Dataset entries

Content starts

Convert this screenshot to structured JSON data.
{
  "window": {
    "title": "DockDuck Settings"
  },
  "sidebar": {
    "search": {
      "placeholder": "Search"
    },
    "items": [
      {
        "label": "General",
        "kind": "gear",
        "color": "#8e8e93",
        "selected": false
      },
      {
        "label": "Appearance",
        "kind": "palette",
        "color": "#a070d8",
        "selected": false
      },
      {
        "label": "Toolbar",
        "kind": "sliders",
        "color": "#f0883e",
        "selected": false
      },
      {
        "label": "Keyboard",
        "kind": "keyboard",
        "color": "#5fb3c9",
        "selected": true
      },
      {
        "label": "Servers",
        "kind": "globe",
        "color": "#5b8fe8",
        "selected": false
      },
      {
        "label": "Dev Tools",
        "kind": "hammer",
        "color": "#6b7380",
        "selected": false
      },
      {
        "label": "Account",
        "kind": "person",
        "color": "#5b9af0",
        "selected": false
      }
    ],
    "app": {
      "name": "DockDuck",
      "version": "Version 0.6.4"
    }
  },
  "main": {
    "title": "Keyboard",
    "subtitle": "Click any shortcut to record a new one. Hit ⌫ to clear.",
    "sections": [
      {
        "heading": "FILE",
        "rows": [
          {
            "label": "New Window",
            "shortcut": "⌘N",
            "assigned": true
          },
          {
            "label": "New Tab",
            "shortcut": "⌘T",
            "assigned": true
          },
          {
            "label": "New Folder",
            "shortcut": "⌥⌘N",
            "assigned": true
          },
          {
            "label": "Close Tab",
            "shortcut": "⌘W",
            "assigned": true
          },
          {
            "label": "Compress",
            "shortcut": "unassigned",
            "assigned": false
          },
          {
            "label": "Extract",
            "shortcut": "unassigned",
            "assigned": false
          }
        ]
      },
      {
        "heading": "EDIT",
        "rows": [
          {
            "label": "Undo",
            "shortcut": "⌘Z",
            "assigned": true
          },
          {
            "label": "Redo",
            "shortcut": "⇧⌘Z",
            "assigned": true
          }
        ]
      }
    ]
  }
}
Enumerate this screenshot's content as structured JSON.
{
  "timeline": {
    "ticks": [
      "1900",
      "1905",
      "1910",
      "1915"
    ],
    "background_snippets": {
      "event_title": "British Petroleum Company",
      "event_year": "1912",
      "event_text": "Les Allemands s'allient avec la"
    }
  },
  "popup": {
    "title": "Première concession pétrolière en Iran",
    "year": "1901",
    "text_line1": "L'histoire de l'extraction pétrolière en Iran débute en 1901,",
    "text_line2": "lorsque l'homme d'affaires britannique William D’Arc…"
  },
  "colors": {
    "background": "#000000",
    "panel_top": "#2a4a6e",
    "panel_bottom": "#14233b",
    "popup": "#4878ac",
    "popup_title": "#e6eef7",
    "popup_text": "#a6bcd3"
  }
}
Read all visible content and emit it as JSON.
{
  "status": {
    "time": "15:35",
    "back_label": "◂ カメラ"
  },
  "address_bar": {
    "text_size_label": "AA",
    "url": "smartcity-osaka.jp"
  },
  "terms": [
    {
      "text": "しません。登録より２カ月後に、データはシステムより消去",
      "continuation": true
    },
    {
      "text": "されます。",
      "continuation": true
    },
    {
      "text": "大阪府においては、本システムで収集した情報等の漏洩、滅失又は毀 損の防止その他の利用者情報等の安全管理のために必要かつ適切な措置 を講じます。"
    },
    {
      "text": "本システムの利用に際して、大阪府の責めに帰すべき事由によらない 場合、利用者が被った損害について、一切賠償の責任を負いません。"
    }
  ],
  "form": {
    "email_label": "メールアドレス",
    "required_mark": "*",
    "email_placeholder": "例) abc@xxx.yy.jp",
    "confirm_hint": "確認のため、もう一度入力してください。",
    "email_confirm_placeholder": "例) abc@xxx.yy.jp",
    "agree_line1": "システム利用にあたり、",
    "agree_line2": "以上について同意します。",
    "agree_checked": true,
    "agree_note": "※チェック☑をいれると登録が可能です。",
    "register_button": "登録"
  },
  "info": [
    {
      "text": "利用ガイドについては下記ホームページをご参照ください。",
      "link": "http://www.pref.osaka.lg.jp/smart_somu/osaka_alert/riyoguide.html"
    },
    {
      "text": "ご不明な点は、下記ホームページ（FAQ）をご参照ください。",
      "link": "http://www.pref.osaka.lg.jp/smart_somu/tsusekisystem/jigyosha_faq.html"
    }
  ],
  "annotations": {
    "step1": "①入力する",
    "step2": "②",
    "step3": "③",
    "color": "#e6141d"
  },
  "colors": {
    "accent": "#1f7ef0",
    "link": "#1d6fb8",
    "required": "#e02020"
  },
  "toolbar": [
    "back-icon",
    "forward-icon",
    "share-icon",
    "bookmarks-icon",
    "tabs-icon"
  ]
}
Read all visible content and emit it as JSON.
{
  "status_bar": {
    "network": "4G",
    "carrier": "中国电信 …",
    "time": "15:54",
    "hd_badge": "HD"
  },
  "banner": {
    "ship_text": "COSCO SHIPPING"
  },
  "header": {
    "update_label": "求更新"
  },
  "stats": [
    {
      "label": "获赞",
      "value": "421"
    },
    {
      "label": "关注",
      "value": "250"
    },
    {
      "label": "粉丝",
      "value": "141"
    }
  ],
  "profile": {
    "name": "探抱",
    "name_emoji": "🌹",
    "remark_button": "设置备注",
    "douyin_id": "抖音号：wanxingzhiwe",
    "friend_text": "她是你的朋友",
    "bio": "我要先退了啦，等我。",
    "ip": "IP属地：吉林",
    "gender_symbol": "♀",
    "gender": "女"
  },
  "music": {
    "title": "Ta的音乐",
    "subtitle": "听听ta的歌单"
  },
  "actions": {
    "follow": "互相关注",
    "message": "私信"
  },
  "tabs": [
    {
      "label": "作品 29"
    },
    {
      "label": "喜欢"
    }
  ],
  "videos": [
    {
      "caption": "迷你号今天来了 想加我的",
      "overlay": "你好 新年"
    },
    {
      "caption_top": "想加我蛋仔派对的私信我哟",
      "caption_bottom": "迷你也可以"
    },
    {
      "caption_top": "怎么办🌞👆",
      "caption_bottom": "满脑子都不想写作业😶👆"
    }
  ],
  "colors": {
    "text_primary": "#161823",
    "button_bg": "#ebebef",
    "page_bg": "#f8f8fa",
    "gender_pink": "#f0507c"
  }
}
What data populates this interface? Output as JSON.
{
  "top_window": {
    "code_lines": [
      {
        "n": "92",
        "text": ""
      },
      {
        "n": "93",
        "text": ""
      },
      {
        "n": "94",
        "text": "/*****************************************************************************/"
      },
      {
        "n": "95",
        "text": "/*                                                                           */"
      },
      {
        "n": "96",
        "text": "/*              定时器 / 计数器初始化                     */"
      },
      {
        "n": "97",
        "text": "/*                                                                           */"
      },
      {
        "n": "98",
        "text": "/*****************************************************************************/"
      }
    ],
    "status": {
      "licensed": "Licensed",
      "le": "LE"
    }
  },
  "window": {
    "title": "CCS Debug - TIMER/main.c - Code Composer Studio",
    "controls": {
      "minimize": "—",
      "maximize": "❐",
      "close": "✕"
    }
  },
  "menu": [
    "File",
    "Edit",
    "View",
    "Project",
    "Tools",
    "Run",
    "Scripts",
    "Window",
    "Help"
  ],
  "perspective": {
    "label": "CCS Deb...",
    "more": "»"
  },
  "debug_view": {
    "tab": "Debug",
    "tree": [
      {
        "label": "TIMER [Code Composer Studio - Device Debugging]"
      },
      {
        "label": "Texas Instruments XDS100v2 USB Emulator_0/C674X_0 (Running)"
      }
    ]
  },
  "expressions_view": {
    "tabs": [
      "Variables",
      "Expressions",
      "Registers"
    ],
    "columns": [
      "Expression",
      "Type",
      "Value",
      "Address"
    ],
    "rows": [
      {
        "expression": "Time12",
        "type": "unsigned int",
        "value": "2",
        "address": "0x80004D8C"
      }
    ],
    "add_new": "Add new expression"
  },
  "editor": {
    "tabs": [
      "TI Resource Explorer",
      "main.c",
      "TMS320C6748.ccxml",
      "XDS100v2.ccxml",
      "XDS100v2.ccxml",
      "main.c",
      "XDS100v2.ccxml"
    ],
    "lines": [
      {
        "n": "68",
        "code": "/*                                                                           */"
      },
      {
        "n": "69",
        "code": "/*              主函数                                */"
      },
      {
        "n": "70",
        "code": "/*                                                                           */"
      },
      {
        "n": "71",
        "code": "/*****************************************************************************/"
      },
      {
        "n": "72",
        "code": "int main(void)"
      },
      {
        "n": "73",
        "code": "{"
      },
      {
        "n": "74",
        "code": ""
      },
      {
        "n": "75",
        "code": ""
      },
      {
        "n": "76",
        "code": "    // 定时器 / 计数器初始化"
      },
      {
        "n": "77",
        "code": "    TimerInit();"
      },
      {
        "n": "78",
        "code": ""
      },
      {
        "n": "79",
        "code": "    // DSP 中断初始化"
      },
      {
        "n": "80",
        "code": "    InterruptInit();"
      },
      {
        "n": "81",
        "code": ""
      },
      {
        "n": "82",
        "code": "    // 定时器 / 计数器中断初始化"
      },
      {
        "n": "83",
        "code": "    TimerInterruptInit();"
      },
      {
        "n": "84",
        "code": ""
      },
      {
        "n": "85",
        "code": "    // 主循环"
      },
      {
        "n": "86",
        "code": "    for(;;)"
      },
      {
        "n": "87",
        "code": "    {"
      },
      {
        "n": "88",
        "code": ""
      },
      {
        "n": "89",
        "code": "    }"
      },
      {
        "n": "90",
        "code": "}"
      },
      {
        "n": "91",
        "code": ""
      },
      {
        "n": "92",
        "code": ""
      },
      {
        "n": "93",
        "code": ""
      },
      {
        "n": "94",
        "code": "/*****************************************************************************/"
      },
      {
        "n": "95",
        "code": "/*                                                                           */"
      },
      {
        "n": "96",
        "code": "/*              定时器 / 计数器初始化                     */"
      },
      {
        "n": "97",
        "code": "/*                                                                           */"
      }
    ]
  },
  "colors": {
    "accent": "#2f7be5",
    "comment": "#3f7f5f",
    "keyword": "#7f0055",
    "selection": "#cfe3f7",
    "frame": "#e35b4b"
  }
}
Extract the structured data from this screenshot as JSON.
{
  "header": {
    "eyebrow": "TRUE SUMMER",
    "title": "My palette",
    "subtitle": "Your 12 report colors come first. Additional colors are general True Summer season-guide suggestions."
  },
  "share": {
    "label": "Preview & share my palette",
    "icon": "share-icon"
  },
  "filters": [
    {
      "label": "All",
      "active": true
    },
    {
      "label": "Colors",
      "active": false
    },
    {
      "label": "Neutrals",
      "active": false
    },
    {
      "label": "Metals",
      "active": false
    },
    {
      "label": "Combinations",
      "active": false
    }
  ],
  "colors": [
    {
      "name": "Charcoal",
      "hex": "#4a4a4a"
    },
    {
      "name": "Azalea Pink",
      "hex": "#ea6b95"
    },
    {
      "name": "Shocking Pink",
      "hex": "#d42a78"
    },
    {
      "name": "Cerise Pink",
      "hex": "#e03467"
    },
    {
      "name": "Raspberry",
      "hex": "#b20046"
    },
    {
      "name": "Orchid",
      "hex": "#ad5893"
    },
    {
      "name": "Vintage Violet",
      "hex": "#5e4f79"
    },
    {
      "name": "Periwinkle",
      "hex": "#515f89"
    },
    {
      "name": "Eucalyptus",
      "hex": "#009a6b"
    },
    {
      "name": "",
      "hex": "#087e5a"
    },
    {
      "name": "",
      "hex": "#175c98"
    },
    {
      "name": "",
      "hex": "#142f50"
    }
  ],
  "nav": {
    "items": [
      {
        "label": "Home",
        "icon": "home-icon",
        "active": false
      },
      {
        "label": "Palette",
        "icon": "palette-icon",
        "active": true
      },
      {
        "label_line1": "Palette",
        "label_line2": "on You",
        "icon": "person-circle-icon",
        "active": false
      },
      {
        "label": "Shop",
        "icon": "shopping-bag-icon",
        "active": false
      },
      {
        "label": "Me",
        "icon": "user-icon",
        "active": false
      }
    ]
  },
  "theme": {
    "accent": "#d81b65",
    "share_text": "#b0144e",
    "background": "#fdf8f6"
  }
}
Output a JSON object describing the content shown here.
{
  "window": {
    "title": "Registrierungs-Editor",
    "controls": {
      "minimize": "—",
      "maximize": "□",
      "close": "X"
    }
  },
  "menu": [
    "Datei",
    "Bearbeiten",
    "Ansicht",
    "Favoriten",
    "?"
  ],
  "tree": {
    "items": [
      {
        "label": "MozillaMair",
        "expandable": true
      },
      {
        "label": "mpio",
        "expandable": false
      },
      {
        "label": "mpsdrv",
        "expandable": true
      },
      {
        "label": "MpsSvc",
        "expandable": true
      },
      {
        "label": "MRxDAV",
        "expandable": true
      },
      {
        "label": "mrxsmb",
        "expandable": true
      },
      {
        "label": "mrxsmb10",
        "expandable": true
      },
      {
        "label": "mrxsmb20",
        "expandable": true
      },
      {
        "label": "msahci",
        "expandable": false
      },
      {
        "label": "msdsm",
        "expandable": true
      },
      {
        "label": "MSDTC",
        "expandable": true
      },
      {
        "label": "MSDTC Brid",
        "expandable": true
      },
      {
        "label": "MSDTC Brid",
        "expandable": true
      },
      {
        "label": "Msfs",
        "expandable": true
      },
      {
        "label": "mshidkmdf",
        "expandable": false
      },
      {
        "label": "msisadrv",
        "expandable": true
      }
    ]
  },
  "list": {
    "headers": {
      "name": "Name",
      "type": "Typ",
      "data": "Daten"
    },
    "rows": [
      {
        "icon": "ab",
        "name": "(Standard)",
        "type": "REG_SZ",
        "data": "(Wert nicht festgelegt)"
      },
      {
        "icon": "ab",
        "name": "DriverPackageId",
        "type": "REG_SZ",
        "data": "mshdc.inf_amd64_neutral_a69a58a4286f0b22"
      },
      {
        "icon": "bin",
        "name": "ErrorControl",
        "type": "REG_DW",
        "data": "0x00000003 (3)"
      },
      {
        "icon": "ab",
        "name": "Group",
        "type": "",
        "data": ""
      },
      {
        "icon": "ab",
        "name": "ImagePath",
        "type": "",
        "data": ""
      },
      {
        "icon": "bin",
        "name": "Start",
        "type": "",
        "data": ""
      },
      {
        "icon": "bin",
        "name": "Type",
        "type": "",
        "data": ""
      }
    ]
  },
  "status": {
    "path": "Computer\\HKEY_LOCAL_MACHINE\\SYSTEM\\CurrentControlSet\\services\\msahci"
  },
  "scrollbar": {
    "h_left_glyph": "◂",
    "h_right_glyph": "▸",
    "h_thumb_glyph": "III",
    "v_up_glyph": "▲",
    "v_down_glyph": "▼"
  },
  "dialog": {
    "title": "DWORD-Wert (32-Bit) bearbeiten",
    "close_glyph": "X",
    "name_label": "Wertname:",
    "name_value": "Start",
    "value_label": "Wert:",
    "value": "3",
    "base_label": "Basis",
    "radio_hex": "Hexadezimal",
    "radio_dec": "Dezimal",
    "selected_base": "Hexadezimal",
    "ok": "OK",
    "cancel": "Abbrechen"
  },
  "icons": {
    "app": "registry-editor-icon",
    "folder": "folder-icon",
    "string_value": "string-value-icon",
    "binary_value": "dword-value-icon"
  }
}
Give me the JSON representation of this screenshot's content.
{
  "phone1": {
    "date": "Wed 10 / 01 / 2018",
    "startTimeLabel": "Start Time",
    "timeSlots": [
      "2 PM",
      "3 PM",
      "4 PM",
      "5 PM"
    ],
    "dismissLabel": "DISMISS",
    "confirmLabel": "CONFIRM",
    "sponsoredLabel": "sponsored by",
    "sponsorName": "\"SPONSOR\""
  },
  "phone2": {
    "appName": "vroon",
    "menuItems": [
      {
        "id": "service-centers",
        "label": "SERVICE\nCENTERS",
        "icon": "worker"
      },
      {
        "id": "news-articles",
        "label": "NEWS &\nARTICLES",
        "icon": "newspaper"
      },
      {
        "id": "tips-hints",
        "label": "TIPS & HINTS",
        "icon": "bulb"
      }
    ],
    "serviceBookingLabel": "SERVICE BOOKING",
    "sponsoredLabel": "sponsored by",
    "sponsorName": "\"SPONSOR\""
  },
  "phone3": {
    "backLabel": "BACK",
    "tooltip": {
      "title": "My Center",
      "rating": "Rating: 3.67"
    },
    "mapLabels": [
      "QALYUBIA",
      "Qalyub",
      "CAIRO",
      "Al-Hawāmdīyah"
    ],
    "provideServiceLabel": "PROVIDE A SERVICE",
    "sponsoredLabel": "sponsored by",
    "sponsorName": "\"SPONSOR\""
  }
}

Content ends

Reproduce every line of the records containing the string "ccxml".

• _Result of this task_:
      "TMS320C6748.ccxml",
      "XDS100v2.ccxml",
      "XDS100v2.ccxml",
      "XDS100v2.ccxml"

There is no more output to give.